Bird Box is a strange story, but it's a horror-apocalypse so yeah, I guess strange is par for the course. There's...something out there. There are rumors of murder-suicides occurring in distant countries. Slowly rumors give way to news reports and the threat is getting closer. Yet no one knows what it is. It's difficult to provide much information if everyone who sees the thing is dead. Society quickly devolves into chaos* with people covering all windows, only going out blindfolded, and btw, that includes driving.
The story flips back and forth between the present day when our protagonist and two small children travel down a river, seeking safe haven, and flashbacks that explain how we got to this stage.

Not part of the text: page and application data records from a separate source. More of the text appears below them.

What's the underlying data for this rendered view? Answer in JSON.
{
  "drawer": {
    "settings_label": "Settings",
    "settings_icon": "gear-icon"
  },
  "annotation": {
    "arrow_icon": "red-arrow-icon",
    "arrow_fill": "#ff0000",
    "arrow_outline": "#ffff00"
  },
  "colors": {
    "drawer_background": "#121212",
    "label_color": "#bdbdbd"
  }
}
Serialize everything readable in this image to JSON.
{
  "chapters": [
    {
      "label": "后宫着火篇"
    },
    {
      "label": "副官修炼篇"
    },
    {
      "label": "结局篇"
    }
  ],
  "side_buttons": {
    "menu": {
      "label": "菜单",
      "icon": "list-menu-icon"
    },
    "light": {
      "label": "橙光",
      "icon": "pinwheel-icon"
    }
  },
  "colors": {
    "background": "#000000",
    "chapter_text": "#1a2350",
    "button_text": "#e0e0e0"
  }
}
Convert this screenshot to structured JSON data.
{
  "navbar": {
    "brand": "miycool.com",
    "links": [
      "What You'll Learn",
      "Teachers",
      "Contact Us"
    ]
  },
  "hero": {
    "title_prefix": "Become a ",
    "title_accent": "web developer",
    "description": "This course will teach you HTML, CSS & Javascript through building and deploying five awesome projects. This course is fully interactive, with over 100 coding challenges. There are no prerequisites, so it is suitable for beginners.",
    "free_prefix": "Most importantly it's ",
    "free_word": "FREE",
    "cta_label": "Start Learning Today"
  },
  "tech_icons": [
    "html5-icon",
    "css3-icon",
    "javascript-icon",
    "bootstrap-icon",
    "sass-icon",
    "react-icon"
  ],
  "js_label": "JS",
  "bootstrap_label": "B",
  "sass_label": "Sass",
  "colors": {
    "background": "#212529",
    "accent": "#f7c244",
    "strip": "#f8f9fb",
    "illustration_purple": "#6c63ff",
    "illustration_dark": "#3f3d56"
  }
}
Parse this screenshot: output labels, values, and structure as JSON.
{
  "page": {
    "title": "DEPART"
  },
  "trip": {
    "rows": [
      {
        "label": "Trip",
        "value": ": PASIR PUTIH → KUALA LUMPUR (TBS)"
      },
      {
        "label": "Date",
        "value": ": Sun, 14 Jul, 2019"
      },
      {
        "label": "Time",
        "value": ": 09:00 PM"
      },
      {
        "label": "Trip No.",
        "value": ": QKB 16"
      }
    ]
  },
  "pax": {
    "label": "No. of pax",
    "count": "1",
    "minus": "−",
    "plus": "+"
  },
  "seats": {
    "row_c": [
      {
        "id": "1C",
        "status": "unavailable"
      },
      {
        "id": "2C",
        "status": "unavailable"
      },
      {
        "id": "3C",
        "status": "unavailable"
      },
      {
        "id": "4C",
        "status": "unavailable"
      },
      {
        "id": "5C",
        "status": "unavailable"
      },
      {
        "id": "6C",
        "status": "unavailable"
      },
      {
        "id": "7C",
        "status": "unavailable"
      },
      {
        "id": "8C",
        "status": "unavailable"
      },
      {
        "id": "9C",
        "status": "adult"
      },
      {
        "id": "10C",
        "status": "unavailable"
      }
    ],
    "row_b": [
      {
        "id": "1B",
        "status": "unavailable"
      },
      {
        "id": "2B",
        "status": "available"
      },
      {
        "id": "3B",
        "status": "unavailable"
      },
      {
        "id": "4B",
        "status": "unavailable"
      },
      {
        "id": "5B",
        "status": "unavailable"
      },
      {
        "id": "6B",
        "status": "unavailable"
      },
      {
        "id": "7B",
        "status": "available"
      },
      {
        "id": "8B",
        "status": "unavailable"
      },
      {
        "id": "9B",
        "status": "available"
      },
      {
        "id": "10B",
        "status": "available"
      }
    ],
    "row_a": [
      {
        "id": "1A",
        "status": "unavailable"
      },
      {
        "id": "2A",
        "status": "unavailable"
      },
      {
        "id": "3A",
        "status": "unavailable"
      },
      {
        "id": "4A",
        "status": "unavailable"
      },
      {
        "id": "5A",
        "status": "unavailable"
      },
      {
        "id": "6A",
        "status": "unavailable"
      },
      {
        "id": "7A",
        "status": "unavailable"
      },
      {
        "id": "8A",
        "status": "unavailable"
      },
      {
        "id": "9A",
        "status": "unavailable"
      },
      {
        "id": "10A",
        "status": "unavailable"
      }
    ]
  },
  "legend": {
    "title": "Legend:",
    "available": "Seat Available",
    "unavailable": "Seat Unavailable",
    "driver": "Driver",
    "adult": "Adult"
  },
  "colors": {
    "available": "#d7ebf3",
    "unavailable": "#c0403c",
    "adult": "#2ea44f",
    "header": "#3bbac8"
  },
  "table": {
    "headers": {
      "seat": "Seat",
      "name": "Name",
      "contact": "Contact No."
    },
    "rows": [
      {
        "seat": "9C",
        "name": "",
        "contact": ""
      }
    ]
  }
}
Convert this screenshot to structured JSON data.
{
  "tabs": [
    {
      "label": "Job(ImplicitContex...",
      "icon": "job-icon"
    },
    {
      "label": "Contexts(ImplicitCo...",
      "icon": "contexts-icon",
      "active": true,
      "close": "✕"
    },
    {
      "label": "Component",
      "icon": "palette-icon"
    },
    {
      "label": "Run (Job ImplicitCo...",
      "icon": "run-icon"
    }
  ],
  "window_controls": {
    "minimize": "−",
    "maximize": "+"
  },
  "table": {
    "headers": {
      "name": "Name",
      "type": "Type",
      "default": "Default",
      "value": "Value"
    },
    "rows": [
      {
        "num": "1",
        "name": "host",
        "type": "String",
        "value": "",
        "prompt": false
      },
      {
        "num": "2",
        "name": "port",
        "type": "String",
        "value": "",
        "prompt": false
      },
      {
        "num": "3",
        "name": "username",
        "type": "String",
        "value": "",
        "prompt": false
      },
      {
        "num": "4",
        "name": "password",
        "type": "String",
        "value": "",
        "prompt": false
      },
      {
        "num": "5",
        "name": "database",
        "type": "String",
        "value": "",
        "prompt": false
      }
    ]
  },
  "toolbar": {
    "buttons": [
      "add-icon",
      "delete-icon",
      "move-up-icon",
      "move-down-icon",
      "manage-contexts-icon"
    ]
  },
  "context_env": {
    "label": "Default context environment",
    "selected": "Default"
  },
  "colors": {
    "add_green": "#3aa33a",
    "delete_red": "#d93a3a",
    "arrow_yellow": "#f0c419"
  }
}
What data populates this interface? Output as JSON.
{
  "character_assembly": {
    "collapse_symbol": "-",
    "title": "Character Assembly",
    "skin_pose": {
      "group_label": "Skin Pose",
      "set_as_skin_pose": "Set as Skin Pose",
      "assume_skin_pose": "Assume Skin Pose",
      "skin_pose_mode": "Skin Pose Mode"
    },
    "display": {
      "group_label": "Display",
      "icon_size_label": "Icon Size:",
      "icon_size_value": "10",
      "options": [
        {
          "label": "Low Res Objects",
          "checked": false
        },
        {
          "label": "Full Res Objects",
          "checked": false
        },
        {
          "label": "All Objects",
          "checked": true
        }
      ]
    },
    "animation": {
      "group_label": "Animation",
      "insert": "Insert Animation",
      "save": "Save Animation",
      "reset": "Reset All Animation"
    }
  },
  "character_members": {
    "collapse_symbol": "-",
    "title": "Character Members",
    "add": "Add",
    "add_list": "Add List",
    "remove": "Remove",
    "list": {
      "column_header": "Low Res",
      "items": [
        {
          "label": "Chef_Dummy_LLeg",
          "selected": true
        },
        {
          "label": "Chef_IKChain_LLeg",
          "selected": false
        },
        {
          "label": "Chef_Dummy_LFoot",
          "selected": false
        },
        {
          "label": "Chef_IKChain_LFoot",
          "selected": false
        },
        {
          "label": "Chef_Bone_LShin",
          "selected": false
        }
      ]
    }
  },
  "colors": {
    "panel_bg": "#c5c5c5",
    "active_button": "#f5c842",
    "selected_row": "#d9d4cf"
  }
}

The present day scenes are tense. We know something is out there. Or at least, we know that they think something is out there. It's hard to really say if there's anything there or if this is mass hysteria on a global scale. What we know for sure is that most people absolutely will not look outside, will not venture outside without blindfolds on, no matter what. That includes Malorie, who has been living in a house for years with two small children and diminishing supplies. The kids are barely old enough now (only four) but they can't keep waiting. And besides, the children have been trained since birth to rely on senses other than sight, so they can help when it comes to navigation. Of course, it seems that there is something following them. Was it really a good idea to leave the house?
The flashbacks are fairly typical of what you can expect to find with an apocalypse story, with a bunch of strangers who find themselves banded together, trying to do what they can to survive when the world they've always known is gone. Malorie finds herself at the home after her own world collapses. She finds out she's pregnant the day the new stories start to pickup and her own life shatters.
The flashback scenes are mostly concerned with people trying to figure out how to get by, day-by-day, as well as some minor attempts to understand exactly what is going on. And of course, the characters have to decide who can they really trust.
The book is no doubt creepy and there are a lot of tense moments, but it doesn't really build to much. It has good moments and a very interesting premise, but I think it would have been better as a short story.
*WWZ has sort of ruined this for me. I get that you sort of need everything to have gone to hell in order to tell the story but getting from "fully functioning society" to "living hell" always feels a bit like the underpants gnomes. I need phase 2 explained better.
Title quote from page 16
Malerman, Josh. Bird Box. Ecco, 2014.